──────── DATA

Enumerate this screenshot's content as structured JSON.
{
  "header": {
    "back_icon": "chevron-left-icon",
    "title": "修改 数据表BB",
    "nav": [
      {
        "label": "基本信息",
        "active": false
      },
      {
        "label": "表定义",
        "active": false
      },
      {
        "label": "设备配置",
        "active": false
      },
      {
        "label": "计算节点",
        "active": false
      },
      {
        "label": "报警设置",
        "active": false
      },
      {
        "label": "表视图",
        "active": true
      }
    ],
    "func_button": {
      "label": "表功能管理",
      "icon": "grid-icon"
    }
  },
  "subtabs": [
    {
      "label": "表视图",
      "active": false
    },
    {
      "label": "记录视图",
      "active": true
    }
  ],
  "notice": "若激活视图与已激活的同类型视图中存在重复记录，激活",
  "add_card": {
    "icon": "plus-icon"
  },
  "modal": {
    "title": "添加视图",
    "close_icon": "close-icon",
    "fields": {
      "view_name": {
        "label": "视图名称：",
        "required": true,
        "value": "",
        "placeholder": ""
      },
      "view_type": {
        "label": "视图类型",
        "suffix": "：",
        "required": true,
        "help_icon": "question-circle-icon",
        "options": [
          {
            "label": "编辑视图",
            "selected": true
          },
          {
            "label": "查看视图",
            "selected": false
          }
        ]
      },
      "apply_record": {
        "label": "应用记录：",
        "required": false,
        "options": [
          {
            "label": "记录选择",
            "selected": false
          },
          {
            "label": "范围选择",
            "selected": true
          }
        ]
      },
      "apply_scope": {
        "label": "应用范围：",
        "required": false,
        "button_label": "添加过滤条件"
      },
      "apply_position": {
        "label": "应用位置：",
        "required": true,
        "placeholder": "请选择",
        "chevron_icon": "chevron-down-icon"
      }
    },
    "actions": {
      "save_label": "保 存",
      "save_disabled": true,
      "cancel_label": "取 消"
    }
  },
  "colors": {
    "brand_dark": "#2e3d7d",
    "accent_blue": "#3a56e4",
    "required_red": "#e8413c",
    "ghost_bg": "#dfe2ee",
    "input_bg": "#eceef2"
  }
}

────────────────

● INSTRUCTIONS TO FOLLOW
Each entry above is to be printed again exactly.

● EXERCISE SOLUTION
Enumerate this screenshot's content as structured JSON.
{
  "header": {
    "back_icon": "chevron-left-icon",
    "title": "修改 数据表BB",
    "nav": [
      {
        "label": "基本信息",
        "active": false
      },
      {
        "label": "表定义",
        "active": false
      },
      {
        "label": "设备配置",
        "active": false
      },
      {
        "label": "计算节点",
        "active": false
      },
      {
        "label": "报警设置",
        "active": false
      },
      {
        "label": "表视图",
        "active": true
      }
    ],
    "func_button": {
      "label": "表功能管理",
      "icon": "grid-icon"
    }
  },
  "subtabs": [
    {
      "label": "表视图",
      "active": false
    },
    {
      "label": "记录视图",
      "active": true
    }
  ],
  "notice": "若激活视图与已激活的同类型视图中存在重复记录，激活",
  "add_card": {
    "icon": "plus-icon"
  },
  "modal": {
    "title": "添加视图",
    "close_icon": "close-icon",
    "fields": {
      "view_name": {
        "label": "视图名称：",
        "required": true,
        "value": "",
        "placeholder": ""
      },
      "view_type": {
        "label": "视图类型",
        "suffix": "：",
        "required": true,
        "help_icon": "question-circle-icon",
        "options": [
          {
            "label": "编辑视图",
            "selected": true
          },
          {
            "label": "查看视图",
            "selected": false
          }
        ]
      },
      "apply_record": {
        "label": "应用记录：",
        "required": false,
        "options": [
          {
            "label": "记录选择",
            "selected": false
          },
          {
            "label": "范围选择",
            "selected": true
          }
        ]
      },
      "apply_scope": {
        "label": "应用范围：",
        "required": false,
        "button_label": "添加过滤条件"
      },
      "apply_position": {
        "label": "应用位置：",
        "required": true,
        "placeholder": "请选择",
        "chevron_icon": "chevron-down-icon"
      }
    },
    "actions": {
      "save_label": "保 存",
      "save_disabled": true,
      "cancel_label": "取 消"
    }
  },
  "colors": {
    "brand_dark": "#2e3d7d",
    "accent_blue": "#3a56e4",
    "required_red": "#e8413c",
    "ghost_bg": "#dfe2ee",
    "input_bg": "#eceef2"
  }
}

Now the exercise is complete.